Task goal
Of the lines below, count those containing the word "true". Reply with the number alone.
Top of Working data
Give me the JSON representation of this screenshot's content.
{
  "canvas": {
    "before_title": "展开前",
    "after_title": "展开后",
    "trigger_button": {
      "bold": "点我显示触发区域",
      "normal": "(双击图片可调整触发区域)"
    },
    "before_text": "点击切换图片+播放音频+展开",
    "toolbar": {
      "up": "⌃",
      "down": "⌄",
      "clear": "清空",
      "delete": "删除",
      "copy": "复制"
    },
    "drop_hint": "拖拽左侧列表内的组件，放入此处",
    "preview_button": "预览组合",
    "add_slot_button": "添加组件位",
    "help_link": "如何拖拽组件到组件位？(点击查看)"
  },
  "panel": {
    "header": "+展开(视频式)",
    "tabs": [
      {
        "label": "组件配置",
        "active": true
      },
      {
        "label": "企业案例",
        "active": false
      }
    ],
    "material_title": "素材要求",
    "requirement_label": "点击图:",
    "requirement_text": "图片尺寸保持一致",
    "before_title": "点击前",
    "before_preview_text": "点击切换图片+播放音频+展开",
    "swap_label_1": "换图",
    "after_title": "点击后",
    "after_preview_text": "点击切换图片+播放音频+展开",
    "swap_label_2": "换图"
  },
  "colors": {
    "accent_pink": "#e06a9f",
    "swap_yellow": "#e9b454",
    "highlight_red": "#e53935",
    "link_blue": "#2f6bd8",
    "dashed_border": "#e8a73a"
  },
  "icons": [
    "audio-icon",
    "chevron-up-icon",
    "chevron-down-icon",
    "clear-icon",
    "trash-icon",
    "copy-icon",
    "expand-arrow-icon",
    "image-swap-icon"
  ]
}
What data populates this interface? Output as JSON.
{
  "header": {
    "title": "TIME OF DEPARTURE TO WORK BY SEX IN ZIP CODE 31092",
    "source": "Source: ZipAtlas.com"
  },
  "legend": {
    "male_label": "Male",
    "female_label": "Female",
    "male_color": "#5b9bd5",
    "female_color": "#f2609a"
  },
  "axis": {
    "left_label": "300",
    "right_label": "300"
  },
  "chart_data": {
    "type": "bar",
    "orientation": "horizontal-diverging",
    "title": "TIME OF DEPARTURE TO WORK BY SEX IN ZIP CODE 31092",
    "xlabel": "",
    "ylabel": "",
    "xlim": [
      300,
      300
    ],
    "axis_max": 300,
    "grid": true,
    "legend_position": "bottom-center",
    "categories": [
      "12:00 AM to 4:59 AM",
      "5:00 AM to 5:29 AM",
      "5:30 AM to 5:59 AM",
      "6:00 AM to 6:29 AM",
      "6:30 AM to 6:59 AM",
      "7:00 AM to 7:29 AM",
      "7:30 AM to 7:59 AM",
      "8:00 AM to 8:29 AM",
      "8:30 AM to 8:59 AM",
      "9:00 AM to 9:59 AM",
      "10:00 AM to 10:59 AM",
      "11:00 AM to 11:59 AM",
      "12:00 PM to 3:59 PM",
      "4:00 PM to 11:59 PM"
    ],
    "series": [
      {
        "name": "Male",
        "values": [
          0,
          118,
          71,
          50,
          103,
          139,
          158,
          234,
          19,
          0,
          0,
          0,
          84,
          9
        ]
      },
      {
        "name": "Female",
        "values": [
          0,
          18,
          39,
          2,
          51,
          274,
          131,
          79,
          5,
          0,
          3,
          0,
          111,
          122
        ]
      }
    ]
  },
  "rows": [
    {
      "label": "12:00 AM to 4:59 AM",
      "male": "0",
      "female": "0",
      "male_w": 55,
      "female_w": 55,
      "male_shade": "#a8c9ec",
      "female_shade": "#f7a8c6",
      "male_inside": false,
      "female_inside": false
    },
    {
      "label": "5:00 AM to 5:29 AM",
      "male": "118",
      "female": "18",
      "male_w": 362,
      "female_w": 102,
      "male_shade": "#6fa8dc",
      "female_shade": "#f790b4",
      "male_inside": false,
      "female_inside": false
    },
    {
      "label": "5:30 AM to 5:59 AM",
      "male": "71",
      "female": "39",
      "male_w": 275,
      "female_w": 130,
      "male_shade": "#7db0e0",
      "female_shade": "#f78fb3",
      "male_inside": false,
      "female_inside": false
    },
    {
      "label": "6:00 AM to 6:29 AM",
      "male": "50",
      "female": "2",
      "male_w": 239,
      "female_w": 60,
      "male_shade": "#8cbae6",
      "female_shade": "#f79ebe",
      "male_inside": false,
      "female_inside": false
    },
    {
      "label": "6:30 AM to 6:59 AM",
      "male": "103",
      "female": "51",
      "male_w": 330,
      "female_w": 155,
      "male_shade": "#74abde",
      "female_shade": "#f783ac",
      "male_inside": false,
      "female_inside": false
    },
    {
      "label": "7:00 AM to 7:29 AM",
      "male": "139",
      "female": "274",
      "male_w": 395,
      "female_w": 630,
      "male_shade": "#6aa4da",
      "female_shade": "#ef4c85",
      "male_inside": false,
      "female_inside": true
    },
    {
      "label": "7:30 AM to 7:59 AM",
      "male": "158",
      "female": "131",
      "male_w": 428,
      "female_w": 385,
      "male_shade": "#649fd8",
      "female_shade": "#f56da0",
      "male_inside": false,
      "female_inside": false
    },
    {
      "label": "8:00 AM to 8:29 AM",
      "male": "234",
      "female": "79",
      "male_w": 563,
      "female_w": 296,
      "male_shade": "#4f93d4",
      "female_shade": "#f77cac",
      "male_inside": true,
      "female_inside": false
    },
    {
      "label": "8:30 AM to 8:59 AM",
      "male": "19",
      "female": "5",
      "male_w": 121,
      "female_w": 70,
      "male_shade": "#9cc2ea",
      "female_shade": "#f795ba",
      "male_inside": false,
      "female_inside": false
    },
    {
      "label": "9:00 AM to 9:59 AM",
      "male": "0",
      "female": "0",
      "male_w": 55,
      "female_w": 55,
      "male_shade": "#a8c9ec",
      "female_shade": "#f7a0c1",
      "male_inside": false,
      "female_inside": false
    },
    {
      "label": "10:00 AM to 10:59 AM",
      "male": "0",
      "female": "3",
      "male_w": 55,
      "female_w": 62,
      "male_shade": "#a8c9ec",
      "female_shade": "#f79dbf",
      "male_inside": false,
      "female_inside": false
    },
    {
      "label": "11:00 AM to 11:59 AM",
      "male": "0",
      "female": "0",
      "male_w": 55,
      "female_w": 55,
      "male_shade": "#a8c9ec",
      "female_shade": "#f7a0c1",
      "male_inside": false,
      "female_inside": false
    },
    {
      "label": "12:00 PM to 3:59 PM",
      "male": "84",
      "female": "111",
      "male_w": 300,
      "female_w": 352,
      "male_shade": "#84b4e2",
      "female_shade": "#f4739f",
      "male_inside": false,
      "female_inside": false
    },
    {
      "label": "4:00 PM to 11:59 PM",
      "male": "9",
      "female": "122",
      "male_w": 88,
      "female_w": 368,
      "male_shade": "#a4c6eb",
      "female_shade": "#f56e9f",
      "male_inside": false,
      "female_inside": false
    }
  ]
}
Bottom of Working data
Task output
4